Our Extension Agent, Allyson Shabel, sent this news story about a potential new treatment against Varroa mites. With any new treatment, it may be a while before it becomes publicly available.
EPA Registers New Biochemical Miticide to Combat Varroa Mites in Beehives
Posted by rhallberg from IPM in the South:
The Environmental Protection Agency has registered a new biochemical miticide, Potassium Salts of Hops Beta Acids (K-HBAs), which is intended to provide another option for beekeepers to combat the devastating effects of the Varroa mite on honey bee colonies and to avoid the development of resistance toward other products. Rotating products to combat Varroa mites is an important tactic to prevent resistance development and to maintain the usefulness of individual pesticides.
The registrant, a company called Beta Tech Hop Products, derived K-HBAs from the cones of female hop plants, Humulus lupulus. To control mites on honey bees, the product is applied inside commercial beehives via plastic strips.

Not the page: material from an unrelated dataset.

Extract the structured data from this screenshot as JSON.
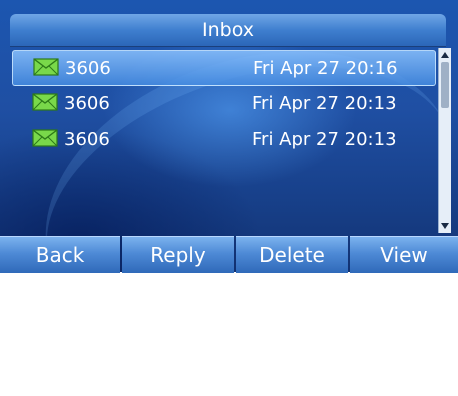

Varroa mites are parasites that feed on developing bees, leading to brood mortality and reduced lifespan of worker bees. They also transmit numerous honeybee viruses. The health of a colony can be critically damaged by an infestation of Varroa mites. Once infested, if left untreated, the colony will likely die.
This biochemical, like all biopesticides, is a naturally-occurring substance with minimal toxicity and a non-toxic mode of action against the target pest(s). There are numerous advantages to using biopesticides, including reduced toxicity to other organisms (not intended to be affected), effectiveness in small quantities, and reduced environmental impact.
More information on this registration can be found at http://www.regulations.gov in Docket ID EPA-HQ-OPP-2014-0375.
Xing Ping Hu, Dr.
Professor / Extension Specialist
Graduate Program Officer
Department of Entomology and Plant Pathology
Alabama Cooperative Extension System
203 Extension Hall
Auburn, AL 36804